Dataset items —
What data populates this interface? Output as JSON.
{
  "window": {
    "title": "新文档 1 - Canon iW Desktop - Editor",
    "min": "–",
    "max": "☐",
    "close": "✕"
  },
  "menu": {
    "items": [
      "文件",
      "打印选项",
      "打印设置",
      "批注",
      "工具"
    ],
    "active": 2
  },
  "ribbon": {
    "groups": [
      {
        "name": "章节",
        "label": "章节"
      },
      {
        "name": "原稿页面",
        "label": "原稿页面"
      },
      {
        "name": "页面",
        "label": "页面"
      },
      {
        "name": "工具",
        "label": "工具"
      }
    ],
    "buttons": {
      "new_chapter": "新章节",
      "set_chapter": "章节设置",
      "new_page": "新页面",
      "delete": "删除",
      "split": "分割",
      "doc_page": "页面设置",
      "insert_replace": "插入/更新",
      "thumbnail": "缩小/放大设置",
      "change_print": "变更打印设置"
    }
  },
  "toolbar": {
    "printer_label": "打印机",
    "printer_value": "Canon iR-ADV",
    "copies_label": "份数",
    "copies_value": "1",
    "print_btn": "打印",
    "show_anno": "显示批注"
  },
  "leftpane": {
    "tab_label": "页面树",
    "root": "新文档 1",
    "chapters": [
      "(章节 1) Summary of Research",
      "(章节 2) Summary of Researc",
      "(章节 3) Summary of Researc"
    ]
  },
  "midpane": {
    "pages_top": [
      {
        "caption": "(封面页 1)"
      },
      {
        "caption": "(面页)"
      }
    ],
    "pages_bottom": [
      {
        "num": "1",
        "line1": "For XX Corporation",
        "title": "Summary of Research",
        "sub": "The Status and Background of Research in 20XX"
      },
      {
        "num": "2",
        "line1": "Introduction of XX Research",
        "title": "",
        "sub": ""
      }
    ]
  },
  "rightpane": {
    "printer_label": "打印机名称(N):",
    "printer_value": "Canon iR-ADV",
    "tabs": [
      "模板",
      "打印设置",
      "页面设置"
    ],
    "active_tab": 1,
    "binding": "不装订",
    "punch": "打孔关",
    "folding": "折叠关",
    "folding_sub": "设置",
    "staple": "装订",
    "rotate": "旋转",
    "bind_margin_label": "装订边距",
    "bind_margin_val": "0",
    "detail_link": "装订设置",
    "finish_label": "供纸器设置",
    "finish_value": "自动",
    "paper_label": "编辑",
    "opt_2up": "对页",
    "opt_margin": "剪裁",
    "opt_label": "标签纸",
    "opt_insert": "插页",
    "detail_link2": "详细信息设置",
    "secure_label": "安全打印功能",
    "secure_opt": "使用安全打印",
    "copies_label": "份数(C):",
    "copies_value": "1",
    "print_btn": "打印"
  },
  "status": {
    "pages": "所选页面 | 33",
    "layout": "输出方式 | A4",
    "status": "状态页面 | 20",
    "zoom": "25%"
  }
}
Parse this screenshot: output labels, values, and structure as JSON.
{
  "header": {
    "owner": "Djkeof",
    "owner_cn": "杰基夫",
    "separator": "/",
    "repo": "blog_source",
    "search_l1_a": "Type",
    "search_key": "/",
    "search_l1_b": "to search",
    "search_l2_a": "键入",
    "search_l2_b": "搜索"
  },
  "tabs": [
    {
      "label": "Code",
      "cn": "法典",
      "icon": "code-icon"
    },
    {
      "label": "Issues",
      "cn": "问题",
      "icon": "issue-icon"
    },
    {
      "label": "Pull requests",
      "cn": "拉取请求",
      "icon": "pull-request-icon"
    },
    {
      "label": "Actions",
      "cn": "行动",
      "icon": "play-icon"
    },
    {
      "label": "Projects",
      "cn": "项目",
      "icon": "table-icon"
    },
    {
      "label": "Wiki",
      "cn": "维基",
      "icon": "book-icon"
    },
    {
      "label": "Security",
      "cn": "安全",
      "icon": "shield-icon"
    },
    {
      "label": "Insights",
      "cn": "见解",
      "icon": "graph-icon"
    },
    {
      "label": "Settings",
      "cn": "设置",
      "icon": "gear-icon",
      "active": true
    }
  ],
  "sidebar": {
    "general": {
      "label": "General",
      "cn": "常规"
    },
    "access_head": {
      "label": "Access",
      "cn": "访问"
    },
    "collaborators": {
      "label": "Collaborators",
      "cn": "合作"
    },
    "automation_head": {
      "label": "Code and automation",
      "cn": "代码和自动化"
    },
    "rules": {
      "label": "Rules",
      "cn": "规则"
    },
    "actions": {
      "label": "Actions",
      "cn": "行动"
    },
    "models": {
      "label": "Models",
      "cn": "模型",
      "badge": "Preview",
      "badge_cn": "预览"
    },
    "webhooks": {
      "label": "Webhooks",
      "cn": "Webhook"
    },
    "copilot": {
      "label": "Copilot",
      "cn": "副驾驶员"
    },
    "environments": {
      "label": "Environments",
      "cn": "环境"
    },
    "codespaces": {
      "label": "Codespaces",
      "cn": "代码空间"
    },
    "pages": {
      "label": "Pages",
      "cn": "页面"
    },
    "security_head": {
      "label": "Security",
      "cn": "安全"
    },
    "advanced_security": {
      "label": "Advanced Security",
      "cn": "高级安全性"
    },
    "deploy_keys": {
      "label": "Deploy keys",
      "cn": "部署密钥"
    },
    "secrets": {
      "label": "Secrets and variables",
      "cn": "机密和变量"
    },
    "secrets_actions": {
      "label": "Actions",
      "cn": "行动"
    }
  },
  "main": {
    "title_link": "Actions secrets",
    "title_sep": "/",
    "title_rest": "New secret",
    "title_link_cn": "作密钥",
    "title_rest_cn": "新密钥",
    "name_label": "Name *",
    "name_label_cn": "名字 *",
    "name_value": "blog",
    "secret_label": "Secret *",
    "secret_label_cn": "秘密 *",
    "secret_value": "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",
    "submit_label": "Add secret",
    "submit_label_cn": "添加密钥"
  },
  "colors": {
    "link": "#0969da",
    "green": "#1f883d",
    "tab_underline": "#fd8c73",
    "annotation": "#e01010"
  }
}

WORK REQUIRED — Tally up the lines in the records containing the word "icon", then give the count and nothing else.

EXERCISE RESULT — 9